What to do: Gather up every line from the entries below that uses the word "jour".

#### Data for analysis ####

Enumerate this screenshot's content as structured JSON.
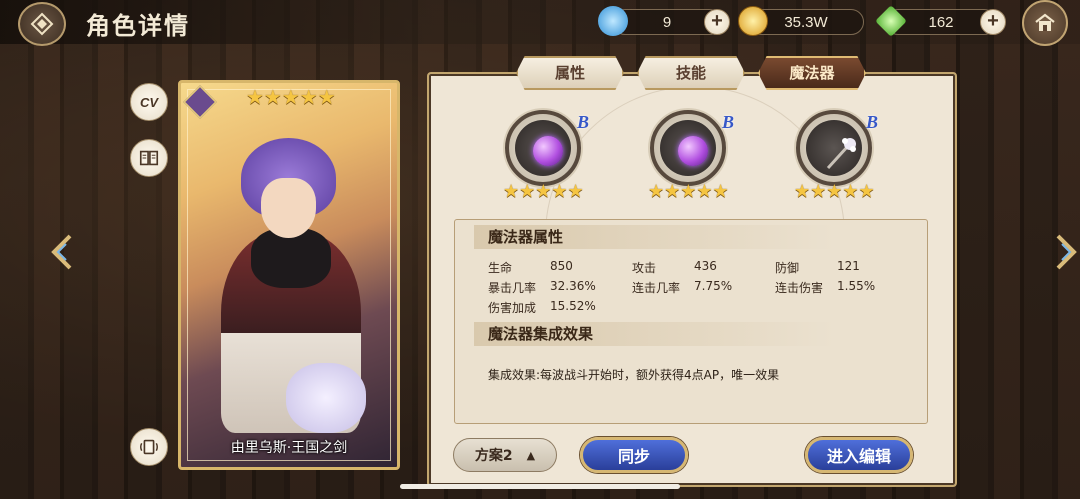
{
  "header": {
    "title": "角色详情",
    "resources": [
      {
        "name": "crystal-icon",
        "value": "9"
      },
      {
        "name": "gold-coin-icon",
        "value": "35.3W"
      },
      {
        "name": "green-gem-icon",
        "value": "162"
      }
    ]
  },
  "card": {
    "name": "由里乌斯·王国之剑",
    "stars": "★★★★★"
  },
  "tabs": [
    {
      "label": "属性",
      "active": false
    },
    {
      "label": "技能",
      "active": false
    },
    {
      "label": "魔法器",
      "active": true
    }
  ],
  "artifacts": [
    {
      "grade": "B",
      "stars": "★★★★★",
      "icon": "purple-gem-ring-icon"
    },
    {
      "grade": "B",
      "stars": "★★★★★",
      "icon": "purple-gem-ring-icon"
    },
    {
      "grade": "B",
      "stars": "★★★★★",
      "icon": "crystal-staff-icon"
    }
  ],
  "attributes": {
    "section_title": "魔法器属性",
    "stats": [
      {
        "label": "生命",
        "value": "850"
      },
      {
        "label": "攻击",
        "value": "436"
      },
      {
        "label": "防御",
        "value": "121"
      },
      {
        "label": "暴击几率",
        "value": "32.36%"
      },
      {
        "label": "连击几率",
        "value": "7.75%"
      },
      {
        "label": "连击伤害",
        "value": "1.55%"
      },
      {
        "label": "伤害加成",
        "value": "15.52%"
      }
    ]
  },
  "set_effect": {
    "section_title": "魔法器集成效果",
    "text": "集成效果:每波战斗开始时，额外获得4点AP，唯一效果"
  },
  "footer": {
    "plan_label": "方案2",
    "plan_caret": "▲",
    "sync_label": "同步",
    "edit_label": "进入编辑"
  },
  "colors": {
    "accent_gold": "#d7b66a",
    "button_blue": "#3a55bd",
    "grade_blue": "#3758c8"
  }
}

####
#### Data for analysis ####

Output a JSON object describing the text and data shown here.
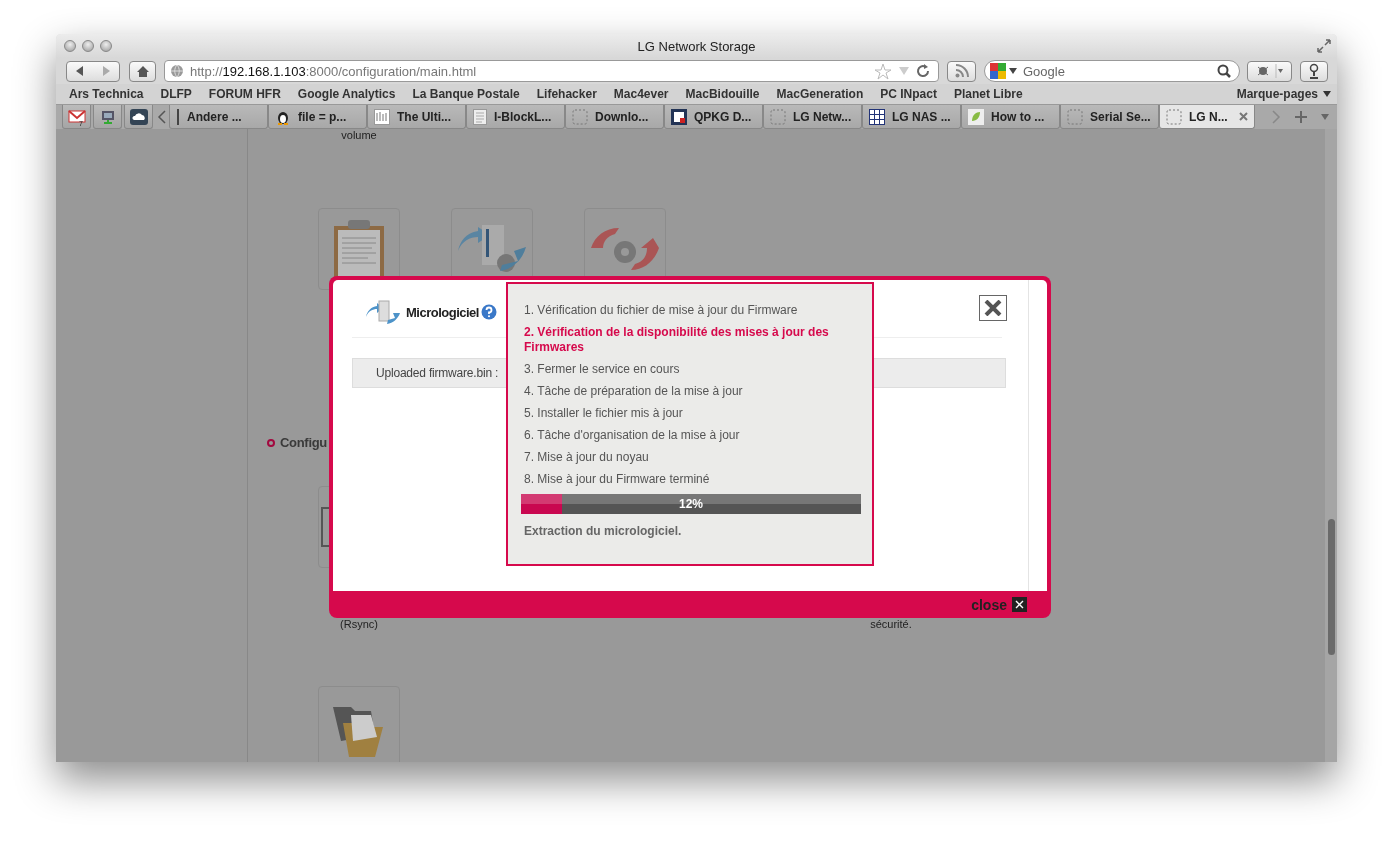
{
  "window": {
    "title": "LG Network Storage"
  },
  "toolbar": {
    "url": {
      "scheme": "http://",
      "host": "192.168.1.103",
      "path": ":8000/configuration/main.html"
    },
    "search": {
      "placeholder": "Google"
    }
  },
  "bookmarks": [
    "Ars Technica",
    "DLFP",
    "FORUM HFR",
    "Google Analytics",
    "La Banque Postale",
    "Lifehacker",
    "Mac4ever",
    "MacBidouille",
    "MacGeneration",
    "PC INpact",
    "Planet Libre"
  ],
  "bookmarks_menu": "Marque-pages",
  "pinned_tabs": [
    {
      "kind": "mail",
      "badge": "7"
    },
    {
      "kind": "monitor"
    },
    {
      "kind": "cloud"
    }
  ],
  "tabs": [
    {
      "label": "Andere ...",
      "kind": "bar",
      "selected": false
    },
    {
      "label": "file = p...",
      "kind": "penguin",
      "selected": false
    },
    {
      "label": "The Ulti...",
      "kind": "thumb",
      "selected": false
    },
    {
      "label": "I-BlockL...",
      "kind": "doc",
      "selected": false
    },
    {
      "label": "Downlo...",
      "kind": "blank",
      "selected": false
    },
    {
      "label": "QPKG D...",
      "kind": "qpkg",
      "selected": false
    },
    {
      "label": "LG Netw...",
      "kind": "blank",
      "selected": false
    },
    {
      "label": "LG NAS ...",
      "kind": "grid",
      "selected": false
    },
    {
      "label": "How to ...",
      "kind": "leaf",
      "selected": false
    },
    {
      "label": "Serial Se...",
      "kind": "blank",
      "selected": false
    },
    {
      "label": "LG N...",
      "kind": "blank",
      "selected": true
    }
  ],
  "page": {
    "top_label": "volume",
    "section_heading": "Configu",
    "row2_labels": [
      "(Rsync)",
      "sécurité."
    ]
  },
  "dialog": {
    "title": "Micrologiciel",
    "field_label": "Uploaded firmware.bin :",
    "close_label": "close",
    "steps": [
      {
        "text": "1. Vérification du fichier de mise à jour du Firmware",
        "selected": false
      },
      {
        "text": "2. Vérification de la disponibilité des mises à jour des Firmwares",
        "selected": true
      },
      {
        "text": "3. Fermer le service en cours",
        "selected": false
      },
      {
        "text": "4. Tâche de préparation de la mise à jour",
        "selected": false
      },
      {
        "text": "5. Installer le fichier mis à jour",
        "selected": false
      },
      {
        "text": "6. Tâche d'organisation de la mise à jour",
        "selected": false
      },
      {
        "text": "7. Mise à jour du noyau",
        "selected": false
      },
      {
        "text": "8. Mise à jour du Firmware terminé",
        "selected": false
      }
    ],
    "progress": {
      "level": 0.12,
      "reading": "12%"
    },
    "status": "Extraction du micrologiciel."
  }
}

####

Exercise response:
        "text": "1. Vérification du fichier de mise à jour du Firmware",
        "text": "2. Vérification de la disponibilité des mises à jour des Firmwares",
        "text": "4. Tâche de préparation de la mise à jour",
        "text": "5. Installer le fichier mis à jour",
        "text": "6. Tâche d'organisation de la mise à jour",
        "text": "7. Mise à jour du noyau",
        "text": "8. Mise à jour du Firmware terminé",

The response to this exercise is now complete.